Jazz music and trial lawyering
Long before ever stepping foot in law school, I was a jazz music fanatic, since the age of twelve in 1975, particularly for fellow trumpeters. I experienced Miles play that year in Newport, Dizzy two years later in Westport and two more times, Cat the following year in Nice, Roy the following year in New York, Woody four years later in Boston, and Freddie a bit later the same year in Cambridge.
Right into the eighties — perhaps beyond then — the most famous straightahead jazz masters ordinarily earned money that paled in comparison to rock star pay, sometimes only being able to fill an average-sized nightclub. They did it for love of the music, for excellence, for the ecstasy of living the music, and because this was part of who they were. That parallels what guided me to and kept me with criminal defense law. The struggles for justice for criminal defendants involve substantial toil and frequent frustrations with the criminal justice system; however, the victories make it all worth it, and the constant fight for justice is the only way to obtain those victories.
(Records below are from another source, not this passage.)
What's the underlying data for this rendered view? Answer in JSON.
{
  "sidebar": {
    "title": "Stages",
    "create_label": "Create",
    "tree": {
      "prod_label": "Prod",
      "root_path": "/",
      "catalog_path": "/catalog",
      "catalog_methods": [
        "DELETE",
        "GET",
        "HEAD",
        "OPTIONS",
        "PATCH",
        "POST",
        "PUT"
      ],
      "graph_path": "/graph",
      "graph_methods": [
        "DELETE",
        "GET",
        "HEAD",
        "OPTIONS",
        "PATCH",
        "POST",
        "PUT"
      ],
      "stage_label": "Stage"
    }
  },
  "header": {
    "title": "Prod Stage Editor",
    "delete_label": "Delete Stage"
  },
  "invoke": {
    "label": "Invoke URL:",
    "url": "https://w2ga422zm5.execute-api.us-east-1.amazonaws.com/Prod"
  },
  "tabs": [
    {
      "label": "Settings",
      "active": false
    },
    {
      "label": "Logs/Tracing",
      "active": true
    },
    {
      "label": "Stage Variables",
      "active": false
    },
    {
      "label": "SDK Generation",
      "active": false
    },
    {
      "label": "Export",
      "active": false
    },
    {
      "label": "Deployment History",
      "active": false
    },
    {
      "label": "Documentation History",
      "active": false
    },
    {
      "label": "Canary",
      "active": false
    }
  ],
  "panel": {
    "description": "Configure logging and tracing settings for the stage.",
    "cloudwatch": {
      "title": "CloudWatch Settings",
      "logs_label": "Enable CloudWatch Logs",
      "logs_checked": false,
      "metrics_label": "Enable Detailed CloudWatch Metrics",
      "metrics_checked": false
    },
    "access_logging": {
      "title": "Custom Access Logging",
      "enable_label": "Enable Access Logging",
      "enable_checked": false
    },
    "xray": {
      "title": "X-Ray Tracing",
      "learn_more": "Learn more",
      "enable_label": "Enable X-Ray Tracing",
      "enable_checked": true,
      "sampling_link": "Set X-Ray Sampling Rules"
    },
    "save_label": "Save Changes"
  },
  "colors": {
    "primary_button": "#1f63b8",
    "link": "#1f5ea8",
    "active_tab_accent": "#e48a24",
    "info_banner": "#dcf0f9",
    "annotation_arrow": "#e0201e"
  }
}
Great jazz music involves spontaneity, improvisation, and often mind-blowing brilliance that make the best rock music look like tiddlywinks. Great criminal defense involves the same dynamics.
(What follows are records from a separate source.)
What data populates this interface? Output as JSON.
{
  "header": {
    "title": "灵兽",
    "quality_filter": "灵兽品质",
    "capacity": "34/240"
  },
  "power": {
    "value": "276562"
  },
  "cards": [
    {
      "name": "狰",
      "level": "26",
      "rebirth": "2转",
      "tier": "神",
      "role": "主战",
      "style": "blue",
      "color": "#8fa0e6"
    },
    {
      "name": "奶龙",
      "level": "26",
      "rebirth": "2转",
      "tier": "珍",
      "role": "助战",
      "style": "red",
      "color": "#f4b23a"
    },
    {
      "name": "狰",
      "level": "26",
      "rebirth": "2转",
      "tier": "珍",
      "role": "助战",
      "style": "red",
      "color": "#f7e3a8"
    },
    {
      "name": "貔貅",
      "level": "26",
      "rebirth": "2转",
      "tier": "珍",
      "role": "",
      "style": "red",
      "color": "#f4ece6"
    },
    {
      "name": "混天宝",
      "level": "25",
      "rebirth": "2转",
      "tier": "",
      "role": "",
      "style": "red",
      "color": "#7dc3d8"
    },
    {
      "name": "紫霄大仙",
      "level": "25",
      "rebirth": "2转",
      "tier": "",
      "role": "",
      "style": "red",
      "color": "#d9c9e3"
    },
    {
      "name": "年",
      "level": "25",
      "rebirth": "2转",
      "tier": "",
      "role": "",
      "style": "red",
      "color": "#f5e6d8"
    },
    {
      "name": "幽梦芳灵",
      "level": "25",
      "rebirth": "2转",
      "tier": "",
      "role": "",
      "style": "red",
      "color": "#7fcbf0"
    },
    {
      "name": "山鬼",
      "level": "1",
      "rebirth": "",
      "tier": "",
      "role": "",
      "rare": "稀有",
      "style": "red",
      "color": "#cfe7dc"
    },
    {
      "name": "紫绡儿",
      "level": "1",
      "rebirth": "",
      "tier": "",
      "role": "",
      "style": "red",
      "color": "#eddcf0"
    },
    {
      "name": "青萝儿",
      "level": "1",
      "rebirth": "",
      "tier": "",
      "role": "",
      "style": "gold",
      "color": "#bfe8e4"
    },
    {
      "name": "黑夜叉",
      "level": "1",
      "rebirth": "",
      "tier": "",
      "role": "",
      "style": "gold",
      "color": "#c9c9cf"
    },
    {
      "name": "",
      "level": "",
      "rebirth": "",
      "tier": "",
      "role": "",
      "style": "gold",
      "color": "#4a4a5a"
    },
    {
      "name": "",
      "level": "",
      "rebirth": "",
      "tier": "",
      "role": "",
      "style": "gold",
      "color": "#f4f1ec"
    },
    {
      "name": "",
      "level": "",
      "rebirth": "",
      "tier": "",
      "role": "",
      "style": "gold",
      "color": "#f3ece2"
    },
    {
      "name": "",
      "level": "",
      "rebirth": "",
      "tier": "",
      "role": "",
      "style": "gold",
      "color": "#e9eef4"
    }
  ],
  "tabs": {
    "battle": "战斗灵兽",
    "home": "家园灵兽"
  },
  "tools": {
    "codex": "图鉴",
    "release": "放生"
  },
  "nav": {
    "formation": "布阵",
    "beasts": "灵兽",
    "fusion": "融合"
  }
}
This spontaneity, improvisation and being in the moment can pleasantly surprise and please both the musician and the trial lawyer. For instance, Cab Calloway’s famous line from "Minnie the Moocher" — "Hi-de-hi-de-hi-de-ho," "Oodlee-odlye-odlyee-oodlee-doo" — came not from any advance planning, but from having to fill in the gaps when he forgot some of the song’s lyrics. It is akin to being thrown a curve by a judge’s improvidently sustaining an objection to a lawyer’s line of questioning, and continuing a new line of attack flawlessly, without skipping a beat, and perhaps with more skilled ferocity than ever.